She dressed quickly in a long skirt and cardigan and went downstairs to pull on her boots in the porch by the kitchen door. As she bent to lace them, she noticed Tom’s weren’t there. Not just his work boots but his summer ones too; both pairs were missing. She stared for a moment at the space where they’d been, four vague outlines in a scattering of dust blown in under the door. Leaning forward on her knee, she touched one of these empty footprints as if it could tell her where he’d gone. But there was nothing, just the cold stone against her fingertips. She shook her head. What was she doing? She stood up, took her coat from the hook on the back of the door, pushed her arms through its sleeves, and drew its belt tight about her waist. Lifting the door’s latch she stepped out into the brightness of the cobbled yard where the day fell in on her with a cool wash of air. She breathed in deeply, feeling the first metallic tang of autumn at the back of her throat. Shards of sunlight reflected off the stones. The dogs barked faster and louder to greet her. She moved towards them and they settled back on their haunches, stepping the ground with their forepaws, quivering with anticipation as if a voltage ran under their skins.

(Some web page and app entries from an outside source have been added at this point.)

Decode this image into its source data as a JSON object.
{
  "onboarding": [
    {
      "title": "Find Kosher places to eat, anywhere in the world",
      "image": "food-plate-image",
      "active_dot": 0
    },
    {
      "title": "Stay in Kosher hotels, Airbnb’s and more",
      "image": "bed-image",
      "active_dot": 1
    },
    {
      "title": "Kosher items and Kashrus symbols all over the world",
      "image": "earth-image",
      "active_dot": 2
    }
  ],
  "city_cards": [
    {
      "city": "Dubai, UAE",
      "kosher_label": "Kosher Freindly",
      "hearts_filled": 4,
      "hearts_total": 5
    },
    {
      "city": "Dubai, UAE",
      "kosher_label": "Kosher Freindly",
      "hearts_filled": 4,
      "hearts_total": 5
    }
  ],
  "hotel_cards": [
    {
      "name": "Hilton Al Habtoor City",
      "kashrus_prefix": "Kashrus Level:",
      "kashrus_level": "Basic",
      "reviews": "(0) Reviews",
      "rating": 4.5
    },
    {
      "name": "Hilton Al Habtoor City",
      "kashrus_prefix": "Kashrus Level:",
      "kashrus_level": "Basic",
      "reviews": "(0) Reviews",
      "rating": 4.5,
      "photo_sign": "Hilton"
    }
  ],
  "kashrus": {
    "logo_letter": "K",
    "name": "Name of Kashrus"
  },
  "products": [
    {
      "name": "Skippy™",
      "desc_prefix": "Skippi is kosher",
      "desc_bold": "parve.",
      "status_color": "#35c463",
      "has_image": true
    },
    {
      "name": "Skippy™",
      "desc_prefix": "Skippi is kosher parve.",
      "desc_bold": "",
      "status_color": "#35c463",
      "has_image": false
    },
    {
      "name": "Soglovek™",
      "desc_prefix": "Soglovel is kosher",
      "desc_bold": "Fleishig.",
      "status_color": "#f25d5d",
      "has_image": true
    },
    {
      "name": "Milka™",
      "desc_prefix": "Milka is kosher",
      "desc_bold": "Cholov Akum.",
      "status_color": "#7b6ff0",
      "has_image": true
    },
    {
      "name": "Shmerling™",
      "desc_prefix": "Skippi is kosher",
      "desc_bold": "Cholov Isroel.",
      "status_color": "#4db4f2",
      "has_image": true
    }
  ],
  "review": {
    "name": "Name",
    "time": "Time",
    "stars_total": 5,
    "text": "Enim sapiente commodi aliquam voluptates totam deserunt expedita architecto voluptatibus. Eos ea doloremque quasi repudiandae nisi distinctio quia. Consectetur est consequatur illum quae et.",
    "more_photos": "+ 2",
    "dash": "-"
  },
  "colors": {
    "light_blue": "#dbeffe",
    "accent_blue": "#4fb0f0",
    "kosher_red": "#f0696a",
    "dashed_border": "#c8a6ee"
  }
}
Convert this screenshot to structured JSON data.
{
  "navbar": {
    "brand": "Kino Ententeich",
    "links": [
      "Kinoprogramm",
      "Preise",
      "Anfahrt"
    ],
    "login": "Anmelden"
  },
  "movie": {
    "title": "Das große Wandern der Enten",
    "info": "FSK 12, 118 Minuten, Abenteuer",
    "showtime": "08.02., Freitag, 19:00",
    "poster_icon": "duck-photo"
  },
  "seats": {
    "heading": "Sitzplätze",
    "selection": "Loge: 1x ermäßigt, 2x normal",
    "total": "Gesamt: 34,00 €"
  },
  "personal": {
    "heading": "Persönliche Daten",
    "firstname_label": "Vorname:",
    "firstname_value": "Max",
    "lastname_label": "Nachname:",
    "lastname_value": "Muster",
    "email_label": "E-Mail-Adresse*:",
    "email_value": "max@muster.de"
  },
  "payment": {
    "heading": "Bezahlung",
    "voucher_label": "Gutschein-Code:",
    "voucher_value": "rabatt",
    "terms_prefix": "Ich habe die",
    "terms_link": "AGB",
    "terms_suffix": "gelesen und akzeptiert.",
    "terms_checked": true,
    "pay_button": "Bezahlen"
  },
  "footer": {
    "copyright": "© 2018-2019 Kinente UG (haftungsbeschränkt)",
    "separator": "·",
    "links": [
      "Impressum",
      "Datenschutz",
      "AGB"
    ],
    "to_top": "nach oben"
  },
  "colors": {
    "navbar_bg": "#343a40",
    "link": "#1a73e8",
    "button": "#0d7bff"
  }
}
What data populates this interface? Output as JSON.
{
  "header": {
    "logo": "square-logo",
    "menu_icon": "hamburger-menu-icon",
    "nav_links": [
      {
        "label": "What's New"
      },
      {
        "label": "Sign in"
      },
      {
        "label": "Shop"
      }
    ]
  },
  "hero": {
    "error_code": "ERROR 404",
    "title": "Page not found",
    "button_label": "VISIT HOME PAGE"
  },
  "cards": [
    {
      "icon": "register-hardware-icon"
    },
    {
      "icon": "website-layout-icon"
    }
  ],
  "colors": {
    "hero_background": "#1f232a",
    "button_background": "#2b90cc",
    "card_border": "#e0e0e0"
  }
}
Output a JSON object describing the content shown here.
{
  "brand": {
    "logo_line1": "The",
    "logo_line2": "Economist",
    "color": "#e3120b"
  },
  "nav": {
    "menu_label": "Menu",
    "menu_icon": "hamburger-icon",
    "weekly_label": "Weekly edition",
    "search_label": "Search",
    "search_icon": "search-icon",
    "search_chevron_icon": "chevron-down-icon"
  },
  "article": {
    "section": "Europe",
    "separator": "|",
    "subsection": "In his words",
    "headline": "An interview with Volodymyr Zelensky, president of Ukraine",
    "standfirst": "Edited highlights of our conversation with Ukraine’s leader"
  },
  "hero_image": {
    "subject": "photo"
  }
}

The dogs, let loose of their chains, wove and slipped about her as she walked up the slope across the lower paddock and through the coppiced wood behind the farm. The extra hours of restraint had charged them with a frantic energy and they raced ahead of her, ears flat, before doubling back, their sorrowful eyes looking up at hers, their heads low and their coats slickly black in the dappled sunlight. Sarah, in contrast, felt her legs heavy and awkward beneath her. She took the slope with more pace, pressing the heels of her palms into her thighs with each step. Twice she found herself stopping to rest against the trunk of a tree. She was twenty–six years old, worked every day and was usually through this wood before she knew it, but this morning it was as if one of the dogs’ chains had snagged around her feet and was dragging her back down the hill with every step she took.